(Dataset rows for apps and sites)
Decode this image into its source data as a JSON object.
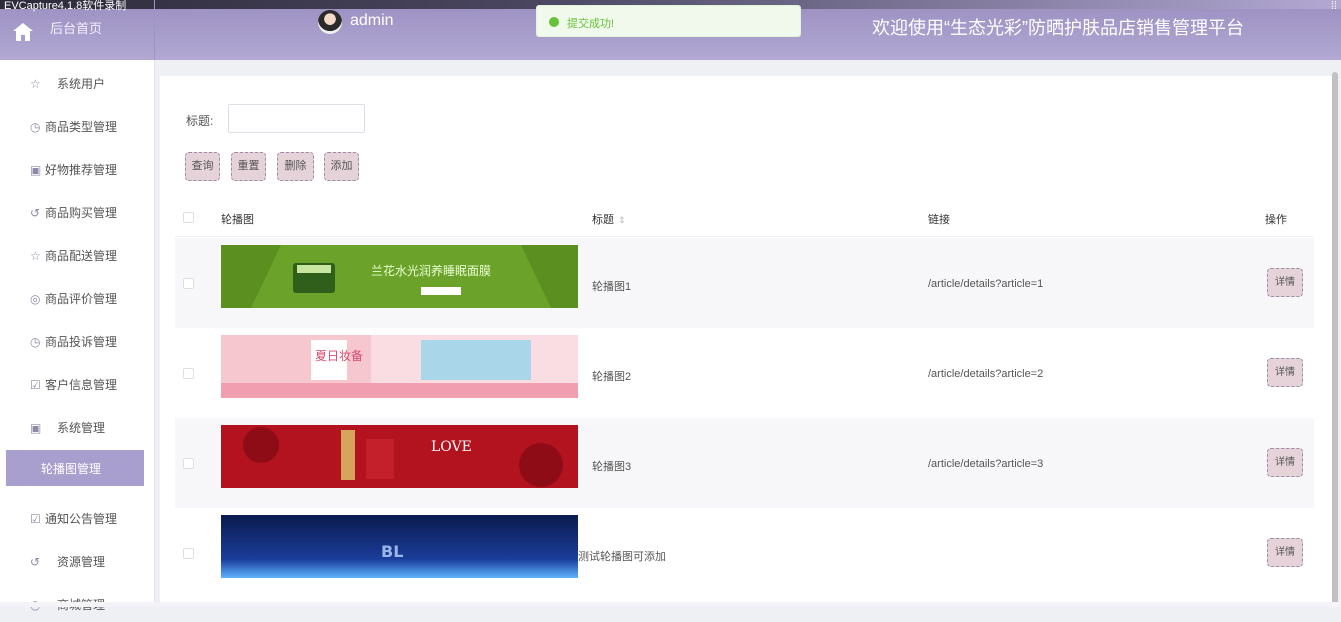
{
  "capture_title": "EVCapture4.1.8软件录制",
  "header": {
    "home_label": "后台首页",
    "user": "admin",
    "toast": "提交成功!",
    "site_title": "欢迎使用“生态光彩”防晒护肤品店销售管理平台",
    "accent": "#a99fce"
  },
  "sidebar": {
    "items": [
      {
        "label": "系统用户",
        "icon": "star-icon"
      },
      {
        "label": "商品类型管理",
        "icon": "clock-icon"
      },
      {
        "label": "好物推荐管理",
        "icon": "gift-icon"
      },
      {
        "label": "商品购买管理",
        "icon": "refresh-icon"
      },
      {
        "label": "商品配送管理",
        "icon": "star-icon"
      },
      {
        "label": "商品评价管理",
        "icon": "compass-icon"
      },
      {
        "label": "商品投诉管理",
        "icon": "clock-icon"
      },
      {
        "label": "客户信息管理",
        "icon": "calendar-icon"
      },
      {
        "label": "系统管理",
        "icon": "gift-icon"
      },
      {
        "label": "轮播图管理",
        "icon": ""
      },
      {
        "label": "通知公告管理",
        "icon": "calendar-icon"
      },
      {
        "label": "资源管理",
        "icon": "refresh-icon"
      },
      {
        "label": "商城管理",
        "icon": "clock-icon"
      }
    ]
  },
  "search": {
    "label": "标题:",
    "value": ""
  },
  "buttons": {
    "query": "查询",
    "reset": "重置",
    "delete": "删除",
    "add": "添加"
  },
  "table": {
    "headers": {
      "banner": "轮播图",
      "title": "标题",
      "link": "链接",
      "action": "操作"
    },
    "detail_label": "详情",
    "rows": [
      {
        "title": "轮播图1",
        "link": "/article/details?article=1",
        "image_text": "兰花水光润养睡眠面膜"
      },
      {
        "title": "轮播图2",
        "link": "/article/details?article=2",
        "image_text": "夏日妆备"
      },
      {
        "title": "轮播图3",
        "link": "/article/details?article=3",
        "image_text": "LOVE"
      },
      {
        "title": "测试轮播图可添加",
        "link": "",
        "image_text": "BL"
      }
    ]
  }
}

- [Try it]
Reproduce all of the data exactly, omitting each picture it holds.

- [Exercise result]
Decode this image into its source data as a JSON object.
{
  "capture_title": "EVCapture4.1.8软件录制",
  "header": {
    "home_label": "后台首页",
    "user": "admin",
    "toast": "提交成功!",
    "site_title": "欢迎使用“生态光彩”防晒护肤品店销售管理平台",
    "accent": "#a99fce"
  },
  "sidebar": {
    "items": [
      {
        "label": "系统用户",
        "icon": "star-icon"
      },
      {
        "label": "商品类型管理",
        "icon": "clock-icon"
      },
      {
        "label": "好物推荐管理",
        "icon": "gift-icon"
      },
      {
        "label": "商品购买管理",
        "icon": "refresh-icon"
      },
      {
        "label": "商品配送管理",
        "icon": "star-icon"
      },
      {
        "label": "商品评价管理",
        "icon": "compass-icon"
      },
      {
        "label": "商品投诉管理",
        "icon": "clock-icon"
      },
      {
        "label": "客户信息管理",
        "icon": "calendar-icon"
      },
      {
        "label": "系统管理",
        "icon": "gift-icon"
      },
      {
        "label": "轮播图管理",
        "icon": ""
      },
      {
        "label": "通知公告管理",
        "icon": "calendar-icon"
      },
      {
        "label": "资源管理",
        "icon": "refresh-icon"
      },
      {
        "label": "商城管理",
        "icon": "clock-icon"
      }
    ]
  },
  "search": {
    "label": "标题:",
    "value": ""
  },
  "buttons": {
    "query": "查询",
    "reset": "重置",
    "delete": "删除",
    "add": "添加"
  },
  "table": {
    "headers": {
      "banner": "轮播图",
      "title": "标题",
      "link": "链接",
      "action": "操作"
    },
    "detail_label": "详情",
    "rows": [
      {
        "title": "轮播图1",
        "link": "/article/details?article=1",
        "image_text": "兰花水光润养睡眠面膜"
      },
      {
        "title": "轮播图2",
        "link": "/article/details?article=2",
        "image_text": "夏日妆备"
      },
      {
        "title": "轮播图3",
        "link": "/article/details?article=3",
        "image_text": "LOVE"
      },
      {
        "title": "测试轮播图可添加",
        "link": "",
        "image_text": "BL"
      }
    ]
  }
}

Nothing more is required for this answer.